I have another Dorothy Dunnett book in progress, I’ve just picked up my book for The Radetzky March Readalong , I have an unread Margery Sharp book lined up for The 1965 Club …. but otherwise I’m going to see which books call me next month.

 *  *  *  *  *  *  *

I’ve been listening to Bach, Debussy and Rimsky-Korskov; but when it comes to songs being sung my tastes are more contemporary; and I find that certain songs will always cast a spell over me.

That’s why I have a playlist of songs this month instead of another list of books.

It was meant to be a list of ten, but there were eleven songs that all had good reasons to be included.

I will still love them this time next month, but I hope that I won’t need them quite as much as I do now ….

 *  *  *  *  *  *  *

13 thoughts on “Looking Back at March

  1. I can only imagine how stressful all of this is, and on a daily basis. I’m glad that you are finding comfort or distraction in those three forms of therapy. I have been trying to cut back on my time on-line, and some very distracting books have helped – but I need to do better.

    I loved The Flowers of May, and I was hoping you would too.


  2. For me reading, prayer and friend and family get togethers give me a sense of peace. I like D.E. Stevenson and that book sounds good.


  3. You had a good reading month in March. I sympathise with the stress and uncertainty of things beyond our control, I think many of us feel like that. I have Tangerine, I was suspicious of the links to writers such as Patricia Highsmith, I think I know what to expect though, and though outside my comfort zone, I am drawn to the setting. I also have several D E Stevenson tbr, though not that one. Enjoy your April reading.


  4. I’ve been trying to hide away from it too, but I work with legislation and so it’s all I see! I wish I’d read as many books as you this month. It looks like you got through a great selection.


  5. I can understand how you’re feeling, Jane. Hopefully your heart is eased for short periods at least by walks with Briar and the burgeoning Cornish spring.


  6. It’s a pretty rubbish world at the moment, isn’t it Jane? Like you I tend to avoid it, hiding in art and music and books too (unlike Mr. Kaggsy who as a retired lawyer loves debate and is glued to the parliamentary broadcasts – yikes!) Glad to see Judee Sill in your playlist – what a voice she had! ❤


  7. Thanks for the link, Jane.
    I feel a lot like you and am not around as much as I used to. It’s all a bit too much.
    You have lovely ways to find solace. I’ll be listening to your music when I get a chance. Thanks for sharing it.

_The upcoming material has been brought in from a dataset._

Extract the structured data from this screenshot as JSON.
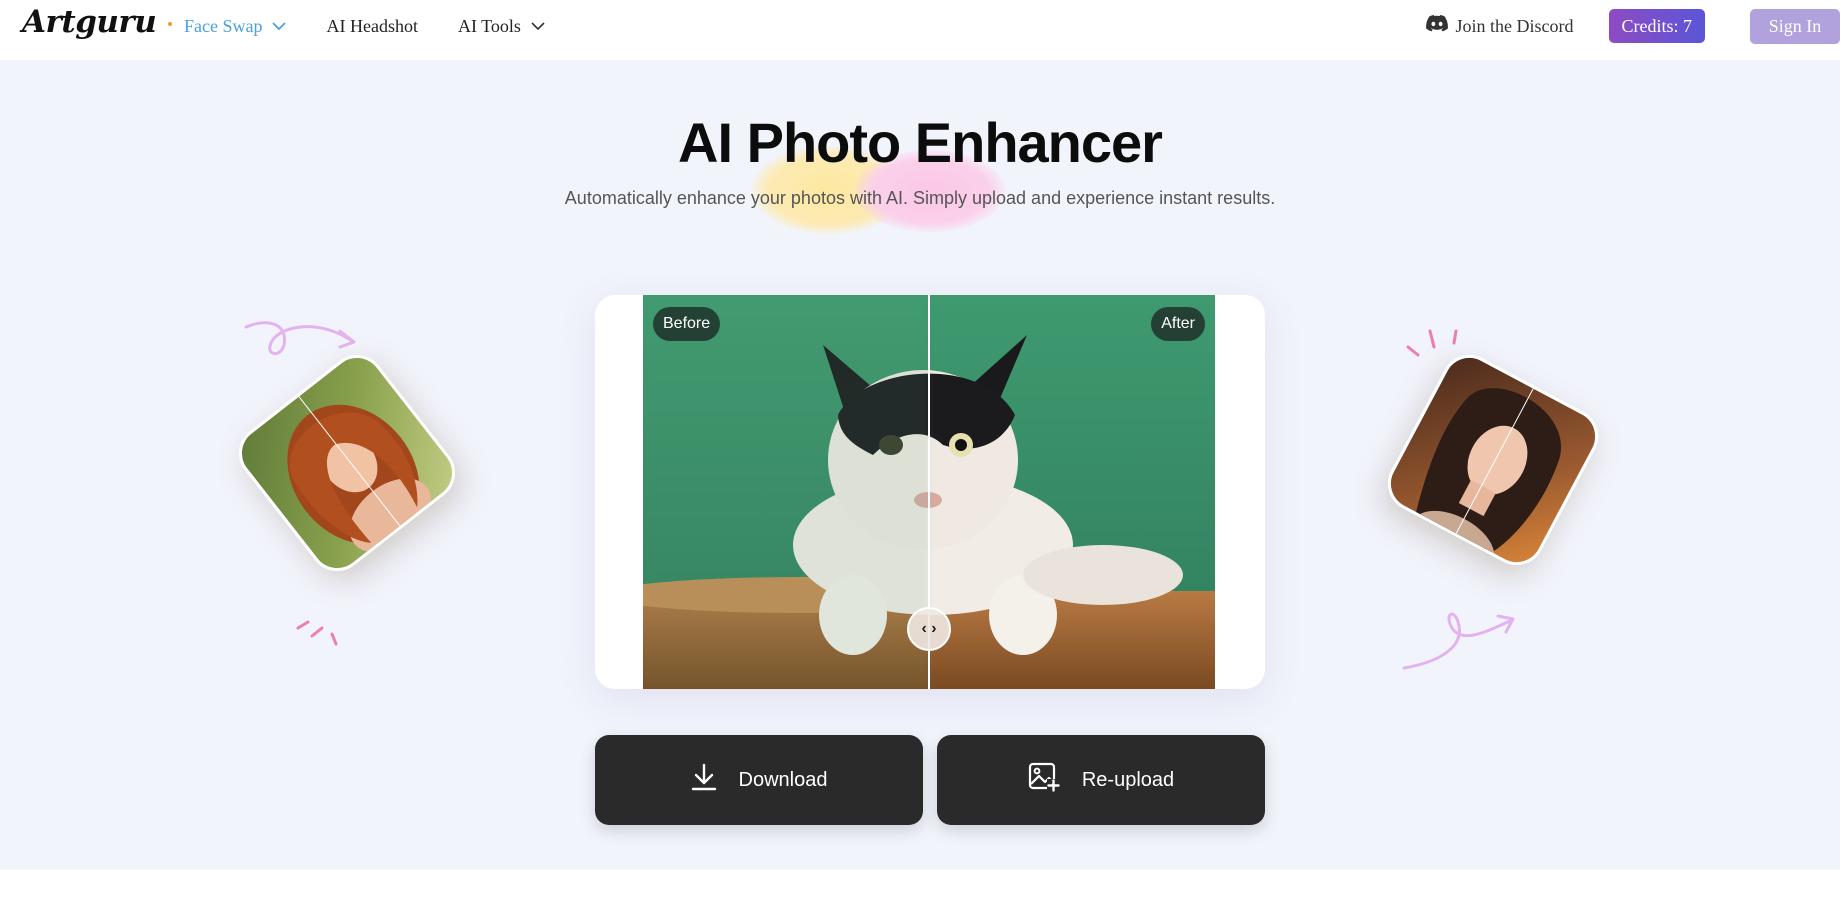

  8. I am looking forward to checking out the tracks on your playlist – we can all do with a bit of art-music-books solace at the moment. X


  9. I had a free 3-month trial for Kindle Unlimited, and though I found the offerings rather limited 🙂 I did have a little bit of a D.E. Stevenson binge. I agree with you, it was perfect comfort reading. I hope your books and music continue to help in these crazy days!


  10. Lovely reading, and thank you for the good ideas and back-up in my own EU woes. I love the sound of the DE Stevenson, what a great comfort read she is.


  11. Glad you’re back and glad I’m able to comment on your posts again. I don’t know why but I wasn’t able to for a while. It may have been some technical glitch.


Comments are closed.